Task brief: Please return all of the records verbatim, with the pictures omitted.
━━ Data provided ━━
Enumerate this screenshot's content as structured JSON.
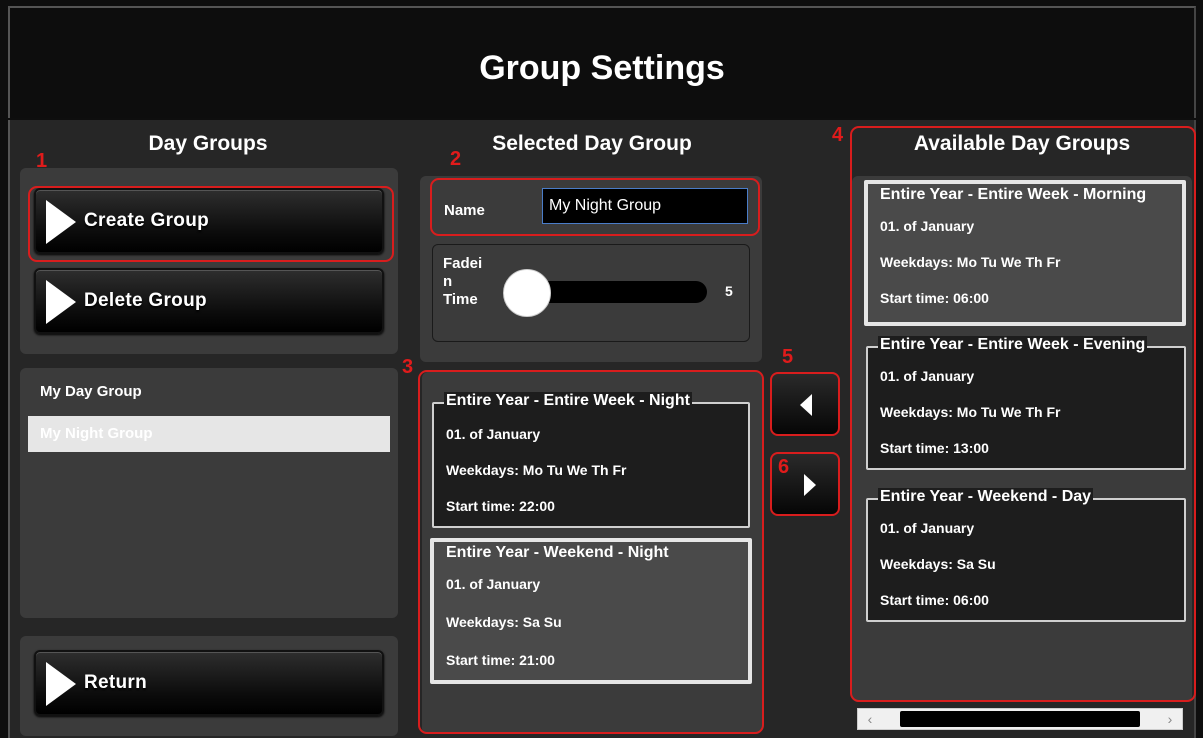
{
  "header": {
    "title": "Group Settings"
  },
  "day_groups": {
    "title": "Day Groups",
    "create_label": "Create Group",
    "delete_label": "Delete Group",
    "items": [
      {
        "label": "My Day Group",
        "selected": false
      },
      {
        "label": "My Night Group",
        "selected": true
      }
    ],
    "return_label": "Return"
  },
  "selected": {
    "title": "Selected Day Group",
    "name_label": "Name",
    "name_value": "My Night Group",
    "fade_label_1": "Fadei",
    "fade_label_2": "n",
    "fade_label_3": "Time",
    "fade_value": "5",
    "cards": [
      {
        "caption": "Entire Year - Entire Week - Night",
        "date": "01. of January",
        "weekdays": "Weekdays: Mo Tu We Th Fr",
        "start": "Start time: 22:00"
      },
      {
        "caption": "Entire Year - Weekend - Night",
        "date": "01. of January",
        "weekdays": "Weekdays: Sa Su",
        "start": "Start time: 21:00"
      }
    ]
  },
  "available": {
    "title": "Available Day Groups",
    "cards": [
      {
        "caption": "Entire Year - Entire Week - Morning",
        "date": "01. of January",
        "weekdays": "Weekdays: Mo Tu We Th Fr",
        "start": "Start time: 06:00"
      },
      {
        "caption": "Entire Year - Entire Week - Evening",
        "date": "01. of January",
        "weekdays": "Weekdays: Mo Tu We Th Fr",
        "start": "Start time: 13:00"
      },
      {
        "caption": "Entire Year - Weekend - Day",
        "date": "01. of January",
        "weekdays": "Weekdays: Sa Su",
        "start": "Start time: 06:00"
      }
    ]
  },
  "markers": [
    "1",
    "2",
    "3",
    "4",
    "5",
    "6"
  ],
  "icons": {
    "play": "play-triangle-icon",
    "left": "left-arrow-icon",
    "right": "right-arrow-icon"
  },
  "colors": {
    "marker": "#d81d1d",
    "selection": "#e6e6e6",
    "input_border": "#4a7cc8"
  }
}
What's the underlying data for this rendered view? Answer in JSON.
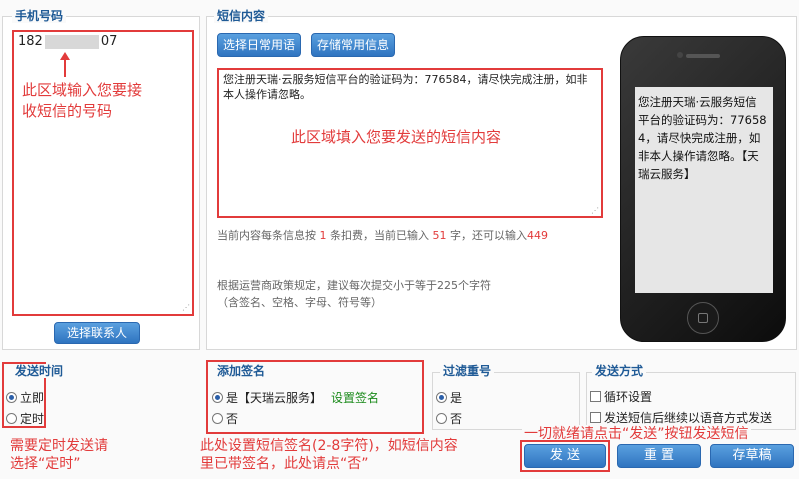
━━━
Solution to this exercise:
Enumerate this screenshot's content as structured JSON.
{
  "header": {
    "title": "Group Settings"
  },
  "day_groups": {
    "title": "Day Groups",
    "create_label": "Create Group",
    "delete_label": "Delete Group",
    "items": [
      {
        "label": "My Day Group",
        "selected": false
      },
      {
        "label": "My Night Group",
        "selected": true
      }
    ],
    "return_label": "Return"
  },
  "selected": {
    "title": "Selected Day Group",
    "name_label": "Name",
    "name_value": "My Night Group",
    "fade_label_1": "Fadei",
    "fade_label_2": "n",
    "fade_label_3": "Time",
    "fade_value": "5",
    "cards": [
      {
        "caption": "Entire Year - Entire Week - Night",
        "date": "01. of January",
        "weekdays": "Weekdays: Mo Tu We Th Fr",
        "start": "Start time: 22:00"
      },
      {
        "caption": "Entire Year - Weekend - Night",
        "date": "01. of January",
        "weekdays": "Weekdays: Sa Su",
        "start": "Start time: 21:00"
      }
    ]
  },
  "available": {
    "title": "Available Day Groups",
    "cards": [
      {
        "caption": "Entire Year - Entire Week - Morning",
        "date": "01. of January",
        "weekdays": "Weekdays: Mo Tu We Th Fr",
        "start": "Start time: 06:00"
      },
      {
        "caption": "Entire Year - Entire Week - Evening",
        "date": "01. of January",
        "weekdays": "Weekdays: Mo Tu We Th Fr",
        "start": "Start time: 13:00"
      },
      {
        "caption": "Entire Year - Weekend - Day",
        "date": "01. of January",
        "weekdays": "Weekdays: Sa Su",
        "start": "Start time: 06:00"
      }
    ]
  },
  "markers": [
    "1",
    "2",
    "3",
    "4",
    "5",
    "6"
  ],
  "icons": {
    "play": "play-triangle-icon",
    "left": "left-arrow-icon",
    "right": "right-arrow-icon"
  },
  "colors": {
    "marker": "#d81d1d",
    "selection": "#e6e6e6",
    "input_border": "#4a7cc8"
  }
}
What's the underlying data for this rendered view? Answer in JSON.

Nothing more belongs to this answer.